Cast near-perfectly especially with Johnny Depp as the eccentric Mad Hatter, Crispin Glover as the sinister Knave of Hearts, and Alan Rickman and Stephen Fry lending their voices for the hooka-smoking Blue Caterpillar and the hypnotic Cheshire Cat respectively, “Alice” definitely transports us to the world we all new Burton could create. It’s unfortunate, however, that the digital enhancements outweigh a story that is more aware of its dreamlike marvels than before. Because Alice is older, that childlike sense of wonderment is absent. Woolverton (off with her head!) compounds the problem by fashioning a whimsical yet convoluted tale that often becomes dull and gaudy all at once.

Terminator Salvation

May 20, 2009 by  
Filed under Reviews

Starring: Christian Bale, Sam Worthington, Anton Yelchin
Directed by: McG (“Charlie’s Angels: Full Throttle”)
Written by: John D. Brancato (“Catwoman”) and Michael Ferris (“Primeval”)

What should have been a war for the ages quickly turns into an exercise in mechanics as director McG and team are somehow able to disconnect 25 years of apocalyptic mythology and groundbreaking cinematic moments with “Terminator Salvation,” the fourth installment of the sci-fi franchise.

Although director Jonathan Mostow helped spur the downward spiral with “Terminator 3: Rise of the Machines” in 2003, he at least left the final scene of the film wide open for someone else to take the reigns and drive the story to the inevitable war between man and machine. We’ve all anticipated it ever since Sarah Connor (Linda Hamilton) met face to face with Arnold Schwarzenegger’s killer cyborg in the 1984 classic.

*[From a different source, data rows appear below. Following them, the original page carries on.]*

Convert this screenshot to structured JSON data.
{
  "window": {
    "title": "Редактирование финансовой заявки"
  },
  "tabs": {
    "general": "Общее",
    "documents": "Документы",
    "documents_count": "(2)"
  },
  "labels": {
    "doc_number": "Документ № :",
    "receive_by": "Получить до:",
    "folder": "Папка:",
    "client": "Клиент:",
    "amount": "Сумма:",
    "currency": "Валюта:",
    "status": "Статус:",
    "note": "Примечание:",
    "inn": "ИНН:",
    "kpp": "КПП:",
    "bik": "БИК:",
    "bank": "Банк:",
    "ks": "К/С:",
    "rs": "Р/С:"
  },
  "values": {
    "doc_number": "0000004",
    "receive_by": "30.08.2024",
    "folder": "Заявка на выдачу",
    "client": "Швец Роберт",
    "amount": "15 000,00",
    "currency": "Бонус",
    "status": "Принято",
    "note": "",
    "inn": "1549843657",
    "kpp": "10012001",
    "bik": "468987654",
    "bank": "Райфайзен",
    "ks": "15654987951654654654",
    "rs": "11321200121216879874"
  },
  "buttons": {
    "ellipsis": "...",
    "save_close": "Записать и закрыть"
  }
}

Instead, McG and unproven screenwriters John D. Brancato (“T3”) and Michael Ferris (“T3”) seem to feel that just because the foundation is there they can throw it into cruise control. Sadly, no one bothered to tell them that fans deserved more than a few loud explosions and artificial nostalgic moments.

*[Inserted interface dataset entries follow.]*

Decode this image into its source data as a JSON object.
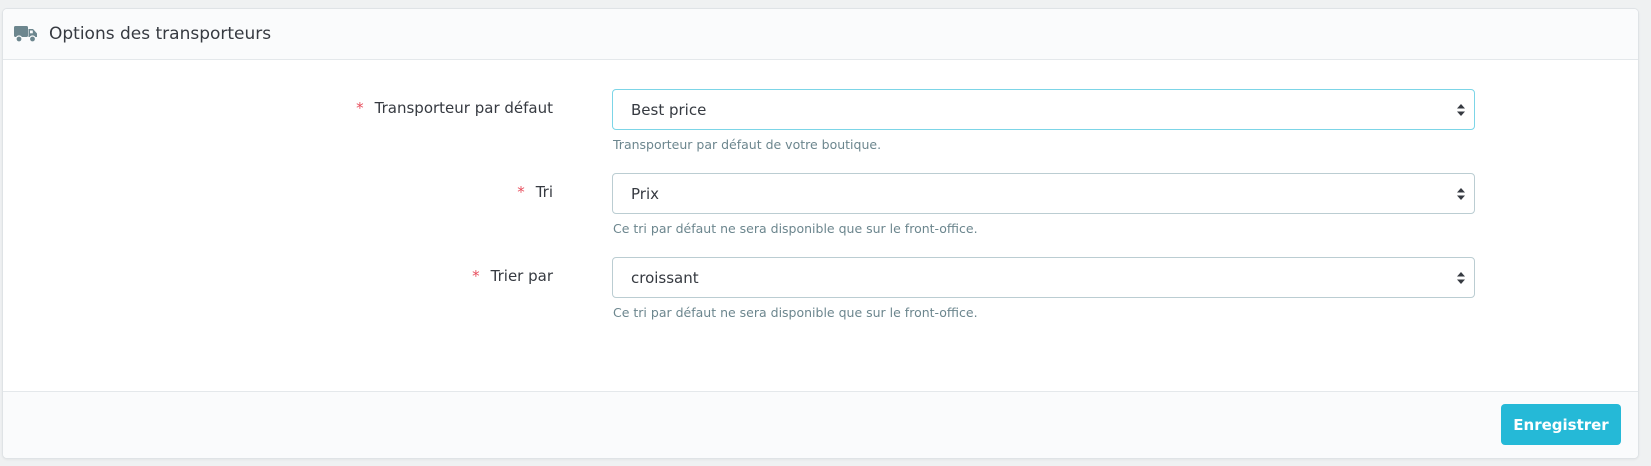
{
  "panel": {
    "title": "Options des transporteurs",
    "icon": "truck-icon"
  },
  "fields": [
    {
      "required_mark": "*",
      "label": "Transporteur par défaut",
      "value": "Best price",
      "help": "Transporteur par défaut de votre boutique."
    },
    {
      "required_mark": "*",
      "label": "Tri",
      "value": "Prix",
      "help": "Ce tri par défaut ne sera disponible que sur le front-office."
    },
    {
      "required_mark": "*",
      "label": "Trier par",
      "value": "croissant",
      "help": "Ce tri par défaut ne sera disponible que sur le front-office."
    }
  ],
  "footer": {
    "save_label": "Enregistrer"
  },
  "colors": {
    "accent": "#25b9d7",
    "required": "#e84e5d",
    "focus_border": "#7cd5e7",
    "help_text": "#6c868e"
  }
}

The film starts with an introduction to Marcus Wright (Sam Worthington), a death row inmate who signs his body away to science before he is executed for murder. Marcus unknowingly returns as a cyborg years after Judgment Day has occurred. With no memory of his past life, he roams the smoldering ruins until he meets Kyle Reese (Anton Yelchin), who fans will know as the human sent back in time in the original film to protect Sarah Connor (Hamilton) and sow the seed that would later become John Connor (Edward Furlong in “T2,” Nick Stahl in “T3,” and Christian Bale in “Salvation”).

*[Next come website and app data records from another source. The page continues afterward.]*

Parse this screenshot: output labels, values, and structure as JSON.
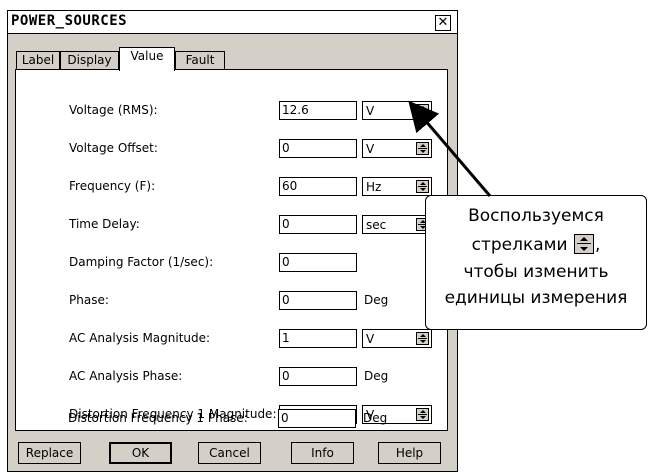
{
  "dialog": {
    "title": "POWER_SOURCES",
    "close_glyph": "✕"
  },
  "tabs": [
    {
      "label": "Label"
    },
    {
      "label": "Display"
    },
    {
      "label": "Value",
      "active": true
    },
    {
      "label": "Fault"
    }
  ],
  "rows": [
    {
      "label": "Voltage (RMS):",
      "value": "12.6",
      "unit": "V"
    },
    {
      "label": "Voltage Offset:",
      "value": "0",
      "unit": "V"
    },
    {
      "label": "Frequency (F):",
      "value": "60",
      "unit": "Hz"
    },
    {
      "label": "Time Delay:",
      "value": "0",
      "unit": "sec"
    },
    {
      "label": "Damping Factor (1/sec):",
      "value": "0"
    },
    {
      "label": "Phase:",
      "value": "0",
      "unit": "Deg"
    },
    {
      "label": "AC Analysis Magnitude:",
      "value": "1",
      "unit": "V"
    },
    {
      "label": "AC Analysis Phase:",
      "value": "0",
      "unit": "Deg"
    },
    {
      "label": "Distortion Frequency 1 Magnitude:",
      "value": "0",
      "unit": "V"
    },
    {
      "label": "Distortion Frequency 1 Phase:",
      "value": "0",
      "unit": "Deg"
    }
  ],
  "buttons": {
    "replace": "Replace",
    "ok": "OK",
    "cancel": "Cancel",
    "info": "Info",
    "help": "Help"
  },
  "callout": {
    "line1": "Воспользуемся",
    "line2_before": "стрелками",
    "line2_after": ",",
    "line3": "чтобы изменить",
    "line4": "единицы измерения"
  }
}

As the “prophesized leader of the Resistance” against the machines, John knows his future and the future of mankind lies with two things: the destruction of Skynet, the artificial intelligence network behind the nuclear holocaust, and the survival of his teenage father, a member of the Resistance. Marcus and John’s paths cross after Kyle is snatched up by a machine and taken back to Skynet. John is left to decide whether or not to place his trust in Marcus not knowing if he is the type of terminator that has been sent to destroy him.

The rescue mission, however, doesn’t happen until after a series of impressive special effects and some terrible choices in dialogue, narrative, and female characterization (Moon Bloodgood, Jadagrace, Helena Bonham Carter, and Bryce Dallas Howard do absolutely nothing to progress the story). In “Salvation,” the machines are the stars of the show – and well they should be – but not to the detriment of anything that resembles human emotion (Bale blasting off on viral audio doesn’t count). What McG and writers replace it with instead is 11th-hour metaphorical wish-wash that centers on the strength and resiliency of the human heart. Where that heart was for the rest of the film is anyone’s guess.